ON May 17 of last year I completed a thousand-mile journey by train, bus, and taxi across Turkey from west to east, and crossed the border into the newly independent ex-Soviet Republic of Georgia. The first structure I saw was a customs building with a tall wire fence, guarded by a Russian soldier with a Communist hammer-and-sickle on his cap. Though Georgia is a sovereign nation, Russian soldiers controlled the frontier with Turkey, because of political pressure from Moscow. The soldier screamed at me and thrust a machine gun toward my stomach. He wore cheap sunglasses and was sucking a lollipop. He looked at my passport, found the Georgian visa, and marched me to a kiosk with mirrored glass. A slit opened in the kiosk, and I saw the bright-red hairdo of a Russian woman, who examined my passport and stamped it. She directed me inside the building, into a steel cage, and several Russian soldiers, also with lollipops, examined my possessions. Then they opened the cage, and I walked toward another kiosk, this one without mirrored glass, where a group of friendly Georgians glanced casually at my passport and welcomed me to Georgia. They directed me to yet another caged enclosure, where a heavy-set Georgian woman gave me a customs form to fill out. I lied on it, of course. Because there are no cash machines in the southern part of the former Soviet Union, I was carrying $3,500 in $20 bills in a pouch hidden under my trousers. Fearful of being robbed on the spot, I declared only $400. The woman directed me to another booth, the last, where a group of Georgian security police—in tight shirts, with muscular forearms and calculating expressions—looked over my passport and customs declaration.

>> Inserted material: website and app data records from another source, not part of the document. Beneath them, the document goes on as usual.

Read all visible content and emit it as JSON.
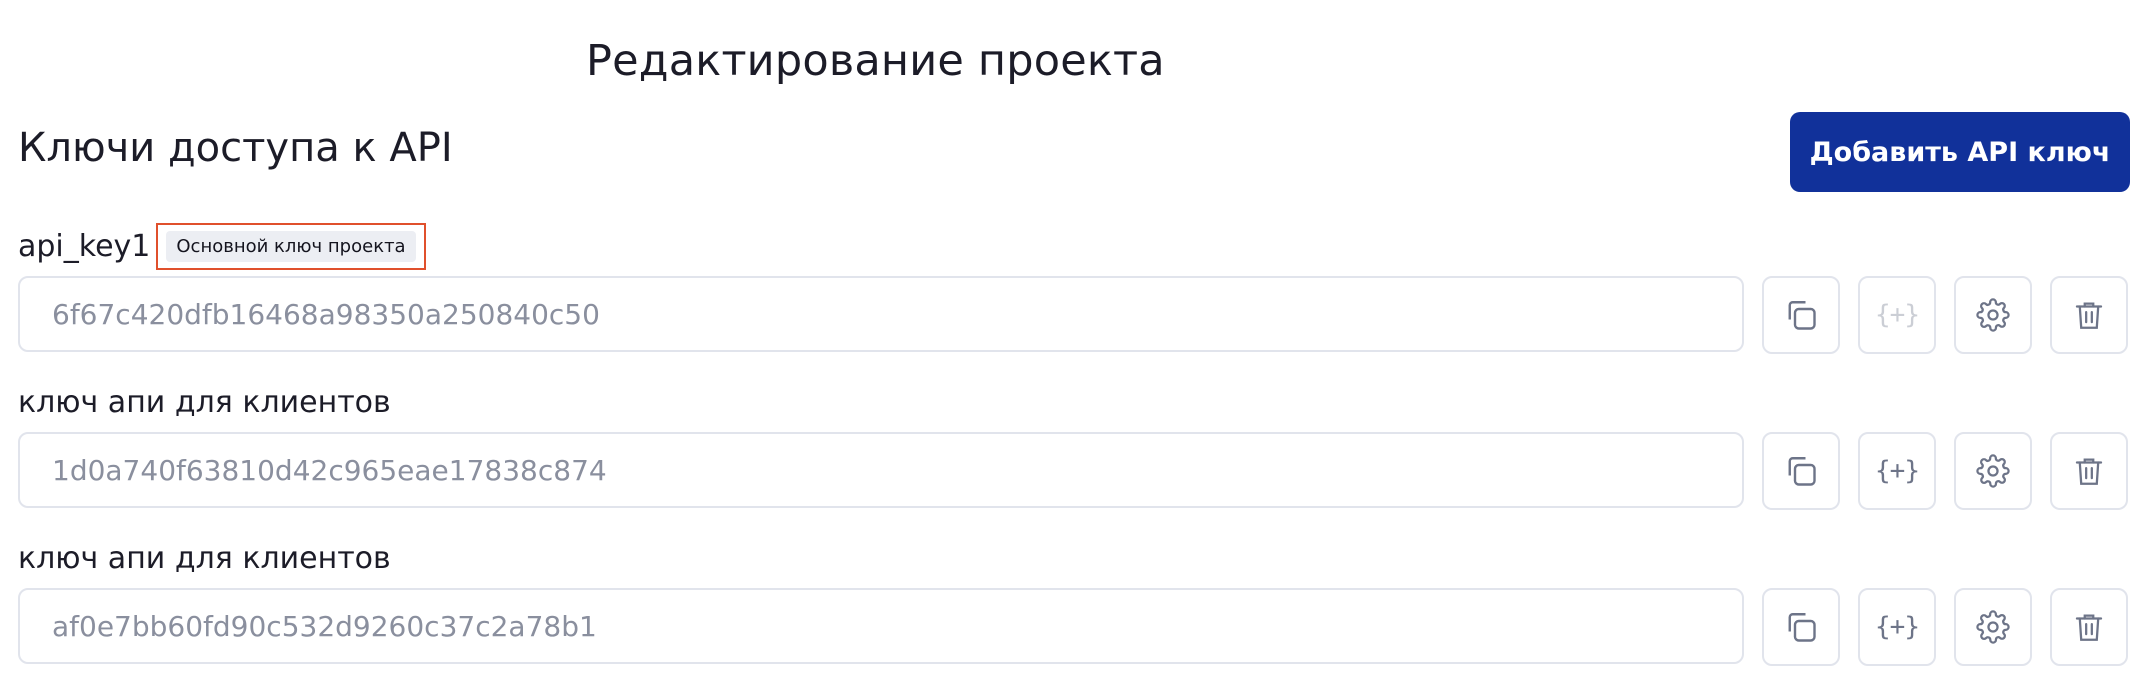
{
  "page": {
    "title": "Редактирование проекта",
    "section_title": "Ключи доступа к API",
    "add_button_label": "Добавить API ключ"
  },
  "colors": {
    "primary": "#11319a",
    "highlight_border": "#e0502c",
    "badge_bg": "#eceef3",
    "border": "#e1e4ec",
    "icon": "#6d7488",
    "muted_text": "#8a8f9e"
  },
  "icons": {
    "copy": "copy-icon",
    "json": "braces-plus-icon",
    "settings": "gear-icon",
    "delete": "trash-icon",
    "json_glyph": "{+}"
  },
  "keys": [
    {
      "name": "api_key1",
      "badge": "Основной ключ проекта",
      "value": "6f67c420dfb16468a98350a250840c50",
      "json_disabled": true
    },
    {
      "name": "ключ апи для клиентов",
      "value": "1d0a740f63810d42c965eae17838c874",
      "json_disabled": false
    },
    {
      "name": "ключ апи для клиентов",
      "value": "af0e7bb60fd90c532d9260c37c2a78b1",
      "json_disabled": false
    }
  ]
}
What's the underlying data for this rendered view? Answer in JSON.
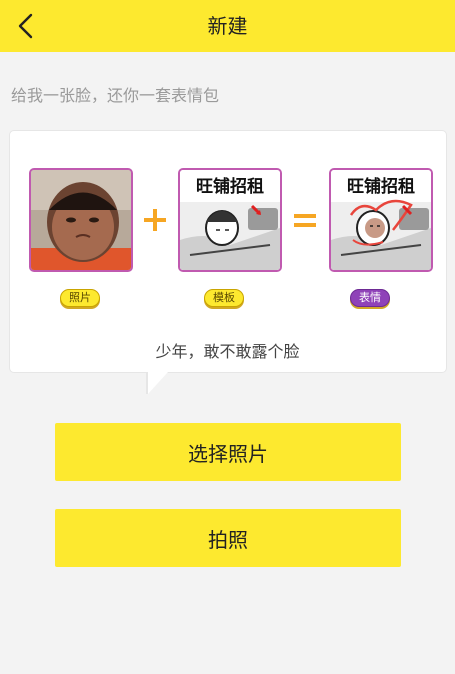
{
  "nav": {
    "title": "新建",
    "back_icon": "chevron-left-icon"
  },
  "intro": {
    "subtitle": "给我一张脸，还你一套表情包"
  },
  "example": {
    "photo_label": "照片",
    "template_label": "模板",
    "result_label": "表情",
    "template_text": "旺铺招租",
    "caption": "少年，敢不敢露个脸",
    "plus_icon": "plus-icon",
    "equals_icon": "equals-icon"
  },
  "actions": {
    "choose_photo": "选择照片",
    "take_photo": "拍照"
  },
  "colors": {
    "brand_yellow": "#fde92f",
    "accent_orange": "#f6a623",
    "tag_purple": "#8f42b8",
    "thumb_border": "#c05ab0"
  }
}
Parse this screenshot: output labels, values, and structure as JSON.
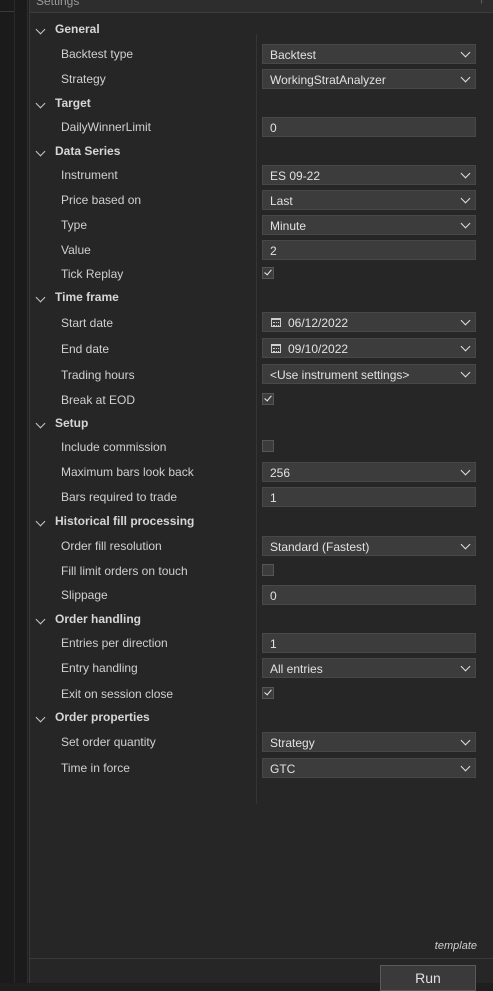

"Give me twenty dollars," one of them said, in a mixture of Georgian and broken English. I played dumb and shrugged. He smashed his forearm on the table and repeated the demand. I shrugged. We stared at each other for a few seconds, and then he let me through the gate.
I had entered Adjara, a small region of Georgia where a Georgian dialect is spoken and the population is mainly Muslim. Using religion to divide and conquer, Lenin created Adjara in July of 1921, splitting it off from the main body of Georgia and its Christian population. But such differences from central Georgia in language and religion have little to do with Adjara's current autonomy. Adjara is a fairly benign criminal warlordship run by one Aslan Abashidze, whose power over Aslanistan, as it is locally known, is made possible by the customs duties he extracts on legal and illegal goods entering by sea or over this land border with Turkey. People pay bribes to get jobs at the border posts, particularly at the port of Batumi, where they shake down others to earn back their investment and much more. It's like buying a taxi medallion and making the money back through fares.